But perhaps not enough of one to save what is at times a rather uninspiring production. I think I know where Richard Jones’s Valkryrie aims to go; it’s just there is a level of under-ambition when you see it. Ironically, the one scene that might be termed ‘over-ambitious’ is the one that was scrapped – at least from the production still – as all we see is Brünnhilde being winched up to the heavens. We were being asked to imagine what we couldn’t see. And, unfortunately, that turned out to be the problem. After five very long hours, my imagination had long deserted me.
Siegmund – Nicky Spence, Sieglinde – Emma Bell, Hunding – Brindley Sherratt, Wotan – Matthew Rose, Brünnhilde – Rachel Nicholls, Fricka – Susan Bickley (sung by Claire Barnett-Jones), Gerhilde – Nadine Benjamin, Ortlinde – Mari Wyn Williams, Waltraute – Kamilla Dunstan, Schwertleite – Fleur Barron, Helmwige – Jennifer Davis, Siegrune – Idunnu Münch, Roßweiße – Claire Barnett-Jones, Grimgerde – Katie Stevenson; Director – Richard Jones, Conductor – Martyn Brabbins, Designer – Stewart Laing, Lighting Designer – Adam Silverman, Movement Director – Sarah Fahie, Video Designer – Akhila Krishnan, Orchestra of English National Opera.
The Coliseum, London; Friday 19th November 2021.
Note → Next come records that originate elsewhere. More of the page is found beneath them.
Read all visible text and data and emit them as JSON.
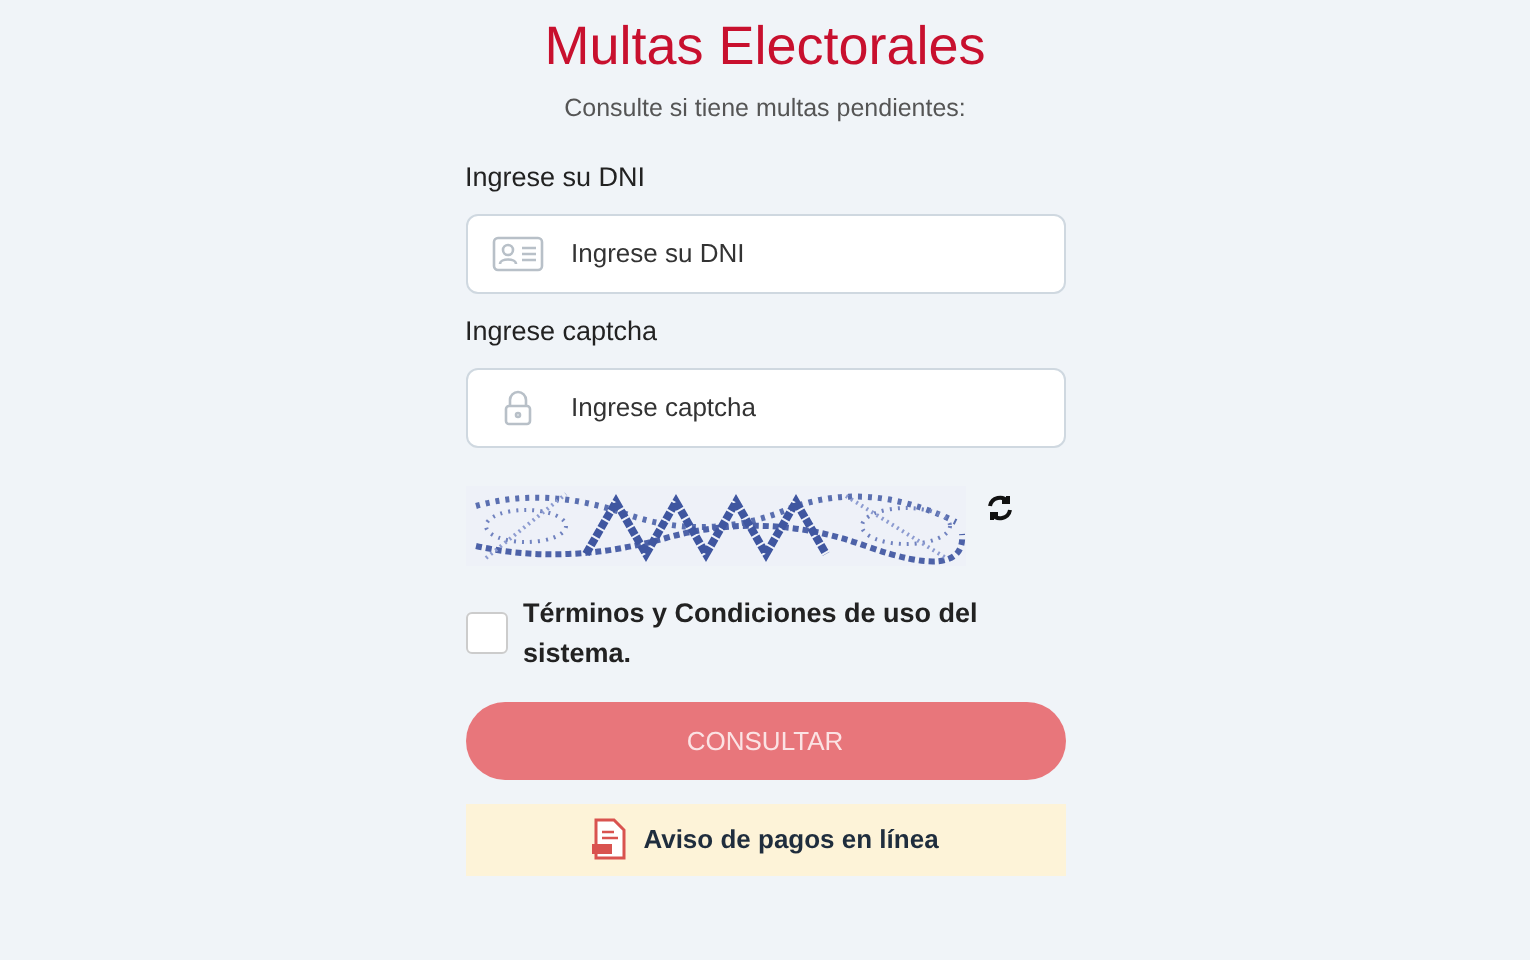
{
  "title": "Multas Electorales",
  "subtitle": "Consulte si tiene multas pendientes:",
  "fields": [
    {
      "label": "Ingrese su DNI",
      "placeholder": "Ingrese su DNI",
      "kind": "id"
    },
    {
      "label": "Ingrese captcha",
      "placeholder": "Ingrese captcha",
      "kind": "lock"
    }
  ],
  "terms": {
    "label": "Términos y Condiciones de uso del sistema.",
    "checked": false
  },
  "submit": {
    "label": "CONSULTAR",
    "disabled": true
  },
  "notice": {
    "label": "Aviso de pagos en línea"
  }
}
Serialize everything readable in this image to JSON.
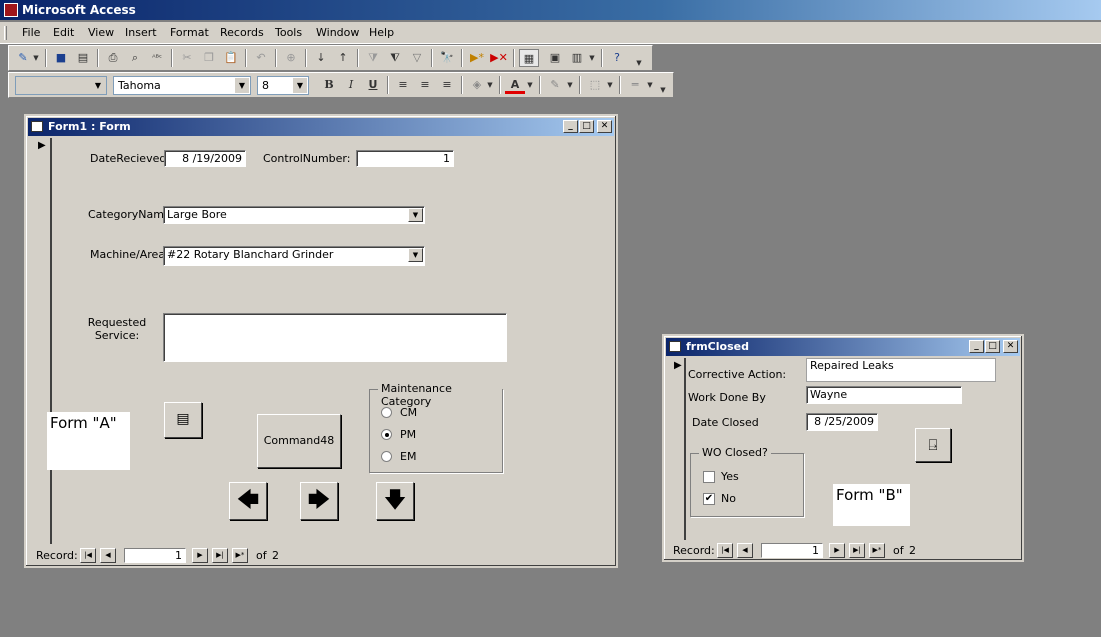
{
  "app": {
    "title": "Microsoft Access"
  },
  "menu": [
    "File",
    "Edit",
    "View",
    "Insert",
    "Format",
    "Records",
    "Tools",
    "Window",
    "Help"
  ],
  "format_toolbar": {
    "font": "Tahoma",
    "size": "8",
    "bold": "B",
    "italic": "I",
    "underline": "U",
    "font_color": "A"
  },
  "form1": {
    "title": "Form1 : Form",
    "date_label": "DateRecieved:",
    "date_value": "8 /19/2009",
    "control_label": "ControlNumber:",
    "control_value": "1",
    "category_label": "CategoryName",
    "category_value": "Large Bore",
    "machine_label": "Machine/Area",
    "machine_value": "#22 Rotary Blanchard Grinder",
    "requested_label": "Requested\nService:",
    "requested_value": "",
    "command_label": "Command48",
    "maint_caption": "Maintenance Category",
    "maint_options": [
      "CM",
      "PM",
      "EM"
    ],
    "maint_selected": "PM",
    "form_a_label": "Form \"A\"",
    "record_label": "Record:",
    "record_current": "1",
    "record_of": "of",
    "record_total": "2"
  },
  "form2": {
    "title": "frmClosed",
    "corrective_label": "Corrective Action:",
    "corrective_value": "Repaired Leaks",
    "workdone_label": "Work Done By",
    "workdone_value": "Wayne",
    "dateclosed_label": "Date Closed",
    "dateclosed_value": "8 /25/2009",
    "woclosed_caption": "WO Closed?",
    "yes_label": "Yes",
    "no_label": "No",
    "no_checked": true,
    "form_b_label": "Form \"B\"",
    "record_label": "Record:",
    "record_current": "1",
    "record_of": "of",
    "record_total": "2"
  }
}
ABOVE: ENO, The Valkyrie, Rachel Nicholls (Brünnhilde), Matthew Rose (Wotan) © Tristram Kenton